Is Soda Destroying Your Smile?
By Marissa Hicken |
Think you’re getting off scot-free because you drink diet, sugar-free soda? Think again. It might be OK for your waistline, but diet soda could be ruining your smile. According to new research, heavy consumption of the seemingly innocent soft drink can do as much harm to your teeth as methamphetamine or crack cocaine.
Full-calorie soda drinkers, you’re not off the hook either. "Both [varieties] have the same drastic effect if they are consumed in the same frequency, the same amount and the same duration," says Dr. Eugene Antenucci, spokesman for the Academy of General Dentistry.
Methamphetamine, crack cocaine and soda (both diet and regular) are all highly acidic and can cause similar dental problems. "You look at it side-to-side with 'meth mouth' or 'coke mouth,' it is startling to see the intensity and extent of damage more or less the same," says Dr. Mohamed Bassiouny, professor of restorative dentistry at the Temple University School of Dentistry in Philadelphia.
As you might imagine, the American Beverage Association is not too pleased with the new findings, calling the comparison between drinking soda and illicit drug use “irresponsible” in a recent statement. "The body of available science does not support that beverages are a unique factor in causing tooth decay or erosion," says the American Beverage Association. "However, we do know that brushing and flossing our teeth, along with making regular visits to the dentist, play a very important role in preventing them."
So, is the solution for a healthy smile to turn on soda altogether? Like all good things, moderation is probably your best bet. "You'd be better off if you didn't drink the soda," Dr. Antenucci says, "but in my mind there's not a reason for that extreme."

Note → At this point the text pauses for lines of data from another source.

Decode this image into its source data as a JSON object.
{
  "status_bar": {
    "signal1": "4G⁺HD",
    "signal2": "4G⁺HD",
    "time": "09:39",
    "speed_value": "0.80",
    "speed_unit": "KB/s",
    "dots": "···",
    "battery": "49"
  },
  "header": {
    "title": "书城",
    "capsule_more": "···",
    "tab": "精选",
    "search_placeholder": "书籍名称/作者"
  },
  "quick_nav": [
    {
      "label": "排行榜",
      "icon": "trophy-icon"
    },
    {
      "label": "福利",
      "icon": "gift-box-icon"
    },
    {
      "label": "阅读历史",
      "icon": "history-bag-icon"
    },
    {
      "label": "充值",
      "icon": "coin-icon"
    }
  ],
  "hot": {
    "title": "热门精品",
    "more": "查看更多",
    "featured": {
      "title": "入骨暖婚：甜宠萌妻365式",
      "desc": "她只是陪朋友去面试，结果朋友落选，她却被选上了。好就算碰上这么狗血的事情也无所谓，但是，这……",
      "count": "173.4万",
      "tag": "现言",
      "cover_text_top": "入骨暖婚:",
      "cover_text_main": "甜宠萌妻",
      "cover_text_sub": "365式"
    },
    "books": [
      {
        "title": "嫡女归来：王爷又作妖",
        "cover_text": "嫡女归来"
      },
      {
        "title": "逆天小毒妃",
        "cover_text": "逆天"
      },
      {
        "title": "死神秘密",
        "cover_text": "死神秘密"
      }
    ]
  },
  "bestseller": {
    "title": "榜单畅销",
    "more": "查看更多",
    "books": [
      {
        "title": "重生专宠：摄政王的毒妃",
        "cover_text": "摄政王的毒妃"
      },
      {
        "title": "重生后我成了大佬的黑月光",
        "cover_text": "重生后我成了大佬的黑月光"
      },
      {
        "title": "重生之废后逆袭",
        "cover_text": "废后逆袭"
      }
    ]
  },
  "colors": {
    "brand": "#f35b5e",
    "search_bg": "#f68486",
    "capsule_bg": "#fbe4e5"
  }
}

Try and limit the acidic beverages you drink and remember to clean your teeth afterwards. Even just rinsing with water, in addition to brushing at least twice a day, will wash away the acidity. Try these spring cleaning tips.